Stored items from a collection:
▼
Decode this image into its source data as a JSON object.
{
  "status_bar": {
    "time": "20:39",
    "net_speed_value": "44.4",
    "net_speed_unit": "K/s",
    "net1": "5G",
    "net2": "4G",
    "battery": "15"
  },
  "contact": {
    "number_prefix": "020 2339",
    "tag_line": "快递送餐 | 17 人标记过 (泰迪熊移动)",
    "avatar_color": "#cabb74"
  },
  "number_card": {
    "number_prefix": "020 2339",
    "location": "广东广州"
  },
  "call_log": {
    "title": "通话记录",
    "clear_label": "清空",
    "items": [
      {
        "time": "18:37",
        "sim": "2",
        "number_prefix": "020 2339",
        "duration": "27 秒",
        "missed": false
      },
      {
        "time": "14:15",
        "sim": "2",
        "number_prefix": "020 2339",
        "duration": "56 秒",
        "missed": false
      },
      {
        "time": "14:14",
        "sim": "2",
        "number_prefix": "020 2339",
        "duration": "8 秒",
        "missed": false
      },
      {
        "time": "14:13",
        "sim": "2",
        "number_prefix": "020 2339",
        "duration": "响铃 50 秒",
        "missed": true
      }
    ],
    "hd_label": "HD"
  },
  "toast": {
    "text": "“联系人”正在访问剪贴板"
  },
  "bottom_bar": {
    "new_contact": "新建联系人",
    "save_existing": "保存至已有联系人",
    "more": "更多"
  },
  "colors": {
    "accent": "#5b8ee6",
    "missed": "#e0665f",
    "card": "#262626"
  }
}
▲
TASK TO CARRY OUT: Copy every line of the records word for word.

OUTPUT:
Decode this image into its source data as a JSON object.
{
  "status_bar": {
    "time": "20:39",
    "net_speed_value": "44.4",
    "net_speed_unit": "K/s",
    "net1": "5G",
    "net2": "4G",
    "battery": "15"
  },
  "contact": {
    "number_prefix": "020 2339",
    "tag_line": "快递送餐 | 17 人标记过 (泰迪熊移动)",
    "avatar_color": "#cabb74"
  },
  "number_card": {
    "number_prefix": "020 2339",
    "location": "广东广州"
  },
  "call_log": {
    "title": "通话记录",
    "clear_label": "清空",
    "items": [
      {
        "time": "18:37",
        "sim": "2",
        "number_prefix": "020 2339",
        "duration": "27 秒",
        "missed": false
      },
      {
        "time": "14:15",
        "sim": "2",
        "number_prefix": "020 2339",
        "duration": "56 秒",
        "missed": false
      },
      {
        "time": "14:14",
        "sim": "2",
        "number_prefix": "020 2339",
        "duration": "8 秒",
        "missed": false
      },
      {
        "time": "14:13",
        "sim": "2",
        "number_prefix": "020 2339",
        "duration": "响铃 50 秒",
        "missed": true
      }
    ],
    "hd_label": "HD"
  },
  "toast": {
    "text": "“联系人”正在访问剪贴板"
  },
  "bottom_bar": {
    "new_contact": "新建联系人",
    "save_existing": "保存至已有联系人",
    "more": "更多"
  },
  "colors": {
    "accent": "#5b8ee6",
    "missed": "#e0665f",
    "card": "#262626"
  }
}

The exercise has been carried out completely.